Game improvement. Next step: Big Step.

Earlier this week I finally addressed an issue that has been bothering me for quite some time; my equipment.  Since moving to Titleist DCI 822 OS irons around 10 years ago, my ball striking and GIR stats have been a continual source of frustration.  Everyone has bad ball striking days, but experienced players can feel a good swing born of balance, power, speed, and agility, and on too many occasions, I’ve felt the good swing and dealt with a substandard result.

On Tuesday, I laid down on the proverbial swing couch of master club builder Wade Heintzelman, of the Golf Care Center, and presented all my issues.  Wade has been building clubs for 28 years and has many excellent players as customers including several from the PGA Tour.  I figured I’d go to the best to finally get my issues addressed.  Over the course of my nearly two hour fitting, I learned that the 822s are designed for a lower caliber player that has an outside to in swing.  The clubs were one inch too long, had shafts that were too light, and the heads had too much offset and bounce.  Wade informed that often players adapt their swings to their equipment, and after receiving this information the pieces of my swing puzzle fell into place.  I had been coming up and out of my spine angle to account for the misfitted length, and the poor swings coupled with the added bounce on the iron heads were causing all the thin pushes that have plagued me inside 130 yards, as well as the thinned chips around the green.

During the fitting, Wade identified my proper loft, lie, length, total weight, shaft flexibility, grip size, and swing weight.  We discussed my set make up, what ball I played, and how I liked to approach the game and what shots I relied upon under pressure.  Then we discussed my wedge game and developed a plan to cover the yardage umbrella between 80 and 100 that I was previously covering with swing modifications.  I did not have any preconceived notions about manufactures or options and told Wade to make a recommendation solely based on his experience and what would be best for me.

I left the shop feeling very positive and taken care of and I realize I’m going to need to hit the delete button on all the frustrations of playing with misfit equipment over the last 10 years.  You’re probably thinking, “the carpenter is blaming his hammer for the bad house he just constructed,” and you may be right because I’m a big advocate of spending scarce resources on swing instruction over equipment changes, but this one feels like the right thing to do.

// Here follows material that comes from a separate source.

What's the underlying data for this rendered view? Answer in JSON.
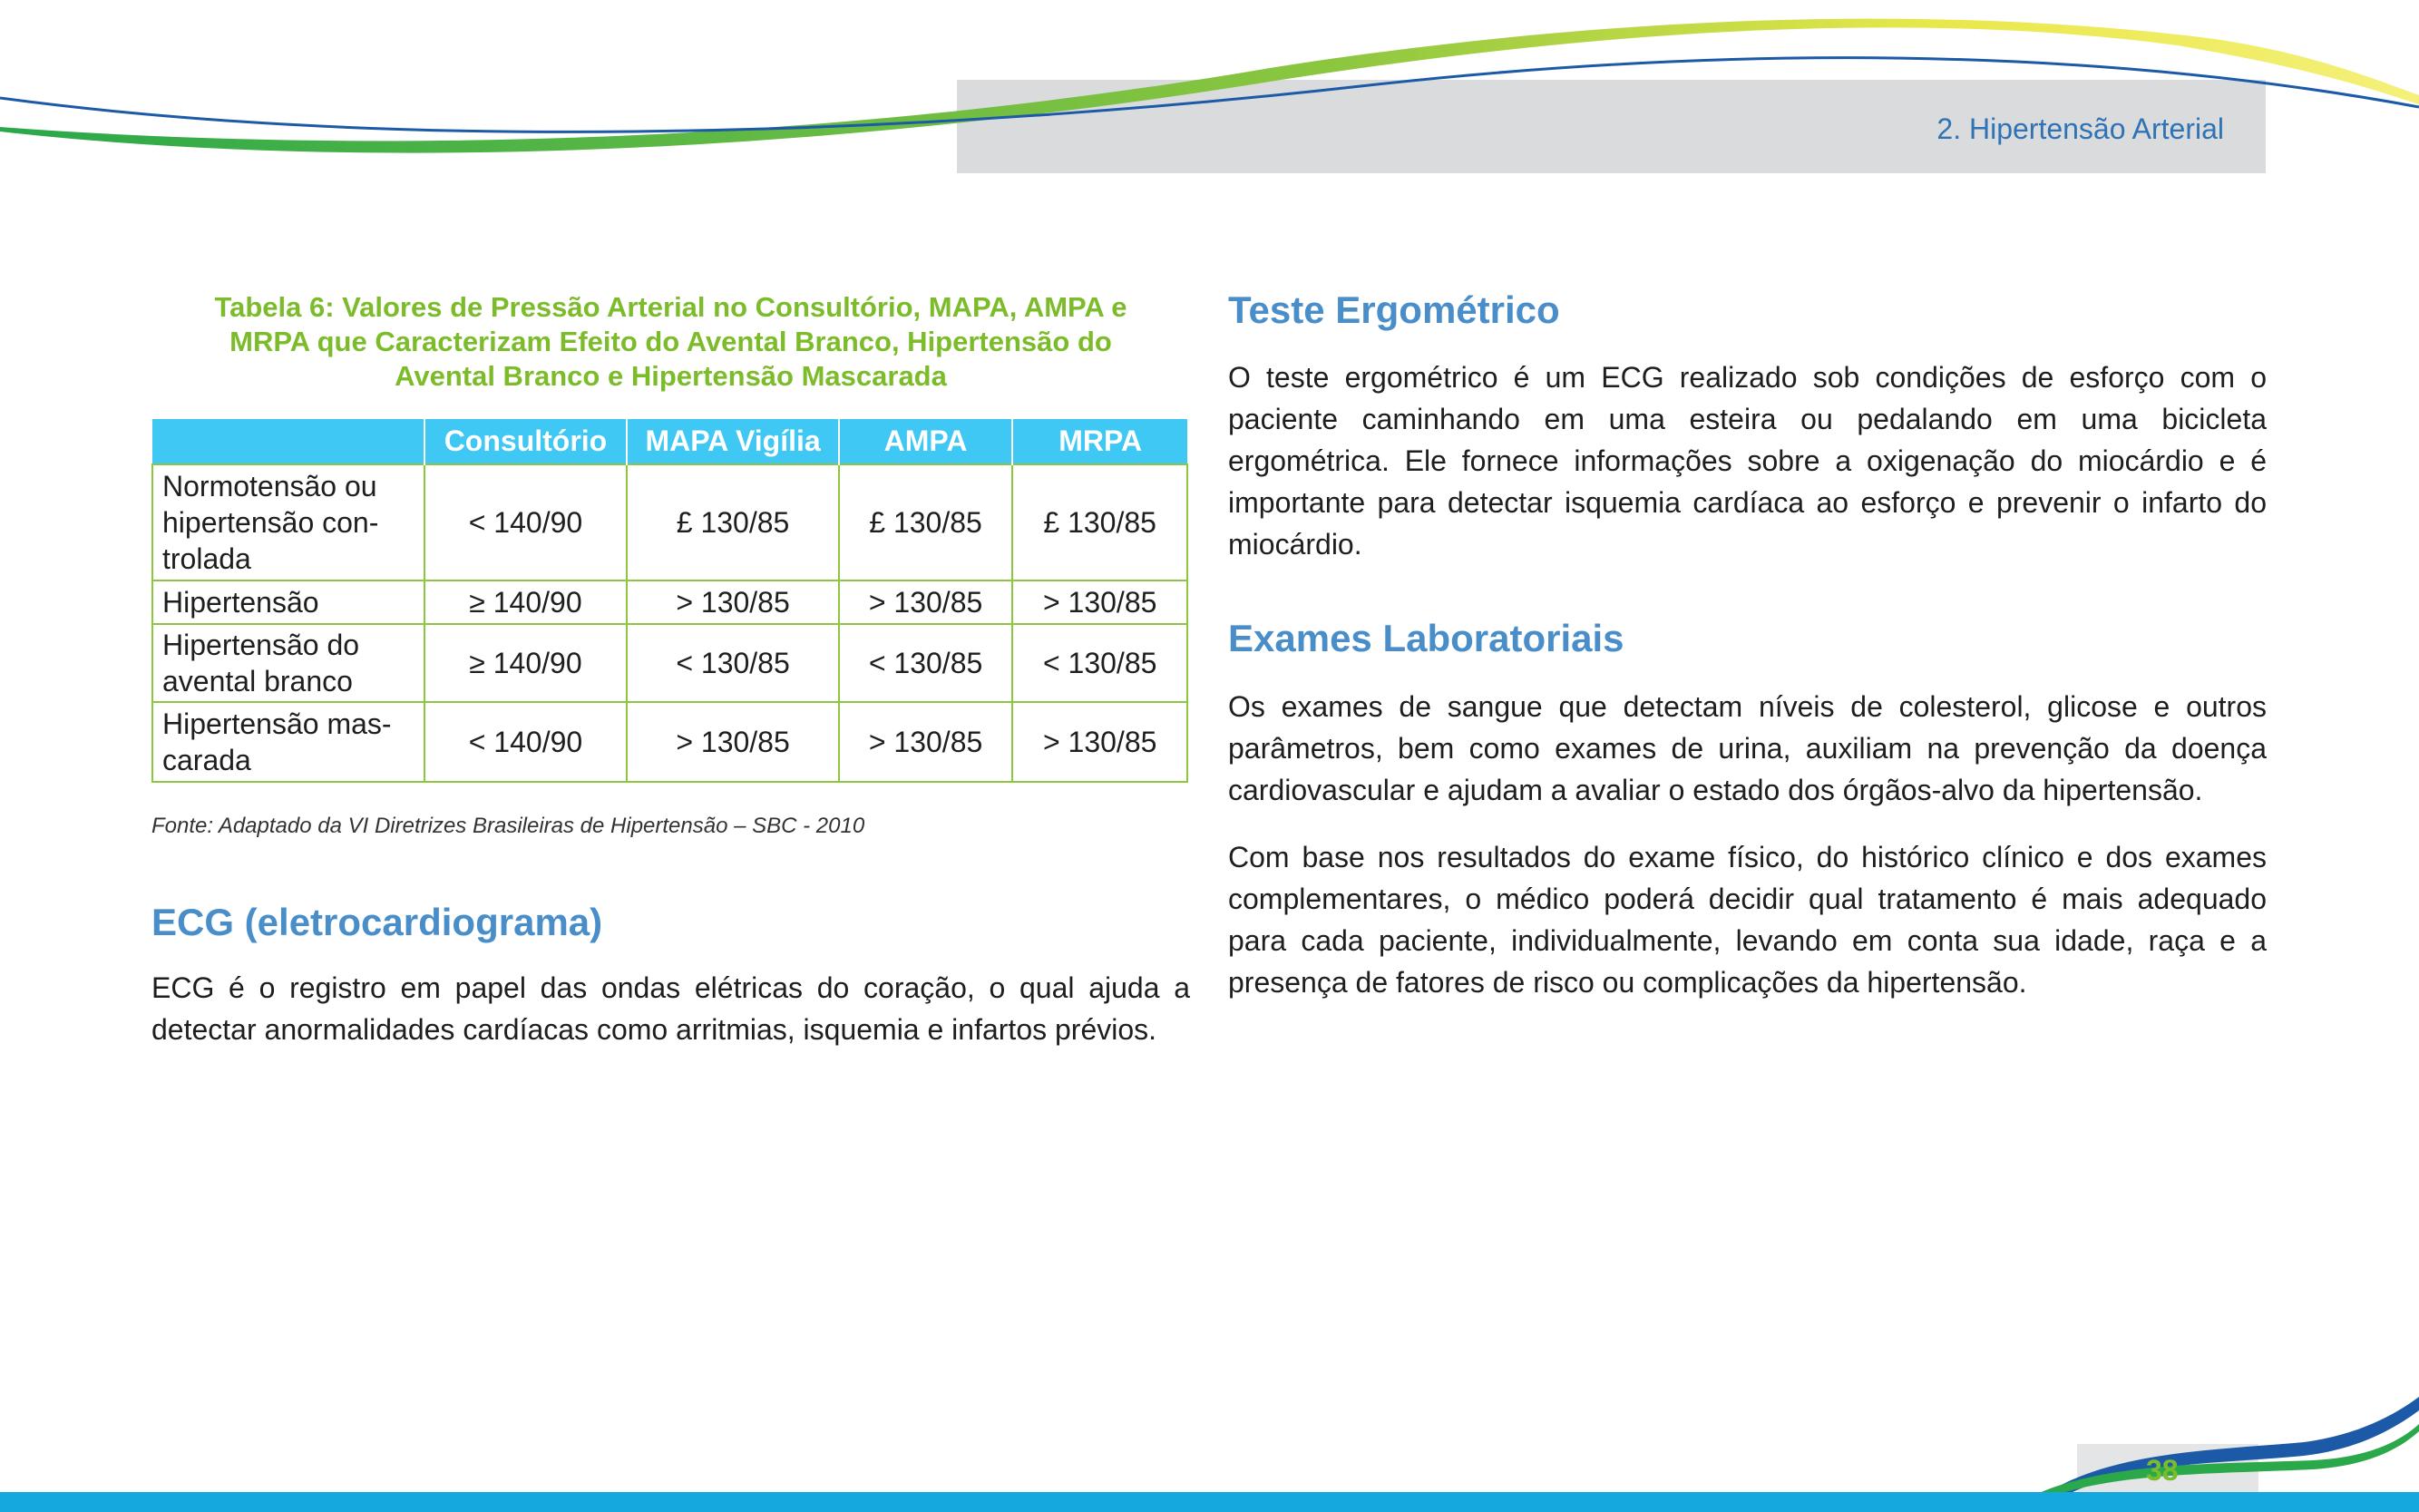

My new set should arrive within a week and I’m eager to game test it.  After making such a significant change, I’ll need to adjust to the new feel, change in distances, and hopefully regain some confidence in my natural ability.  I think a good read will require about 10 rounds, and I plan to have these played, as well as plenty of range sessions logged, before the 2013 trip to Myrtle Beach in May.  What do you think of this approach?

The old vs. new set makeup and specs:


  • Irons: 3 – PW, Titleist DCI 822 OS, Titleist NS Pro 650 (stiff)
  • Gap Wedge: Cleveland Tour Action 533, 49 degrees, Dynamic Gold S-300
  • Sand Wedge: Cleveland Tour Action 533, 56 degrees, Dynamic Gold S-300
  • Lob Wedge:  Taylormade Rac Tumble, 60 degrees, Uniflex shaft


  • Hybrid Irons: 3, 4.  Mizuno H4, Dynamic Gold S-300 shafts, Tourwrap 580 grips, swing weight D2
  • Irons: 5 – PW, Mizuno JPX 825 Pro, Dynamic Gold S-300 shafts, Tourwrap 580, swing weight D2.
  • Wedges:  Cleveland CG 16, lofts 50, 54, 58 with specs commensurate to the irons.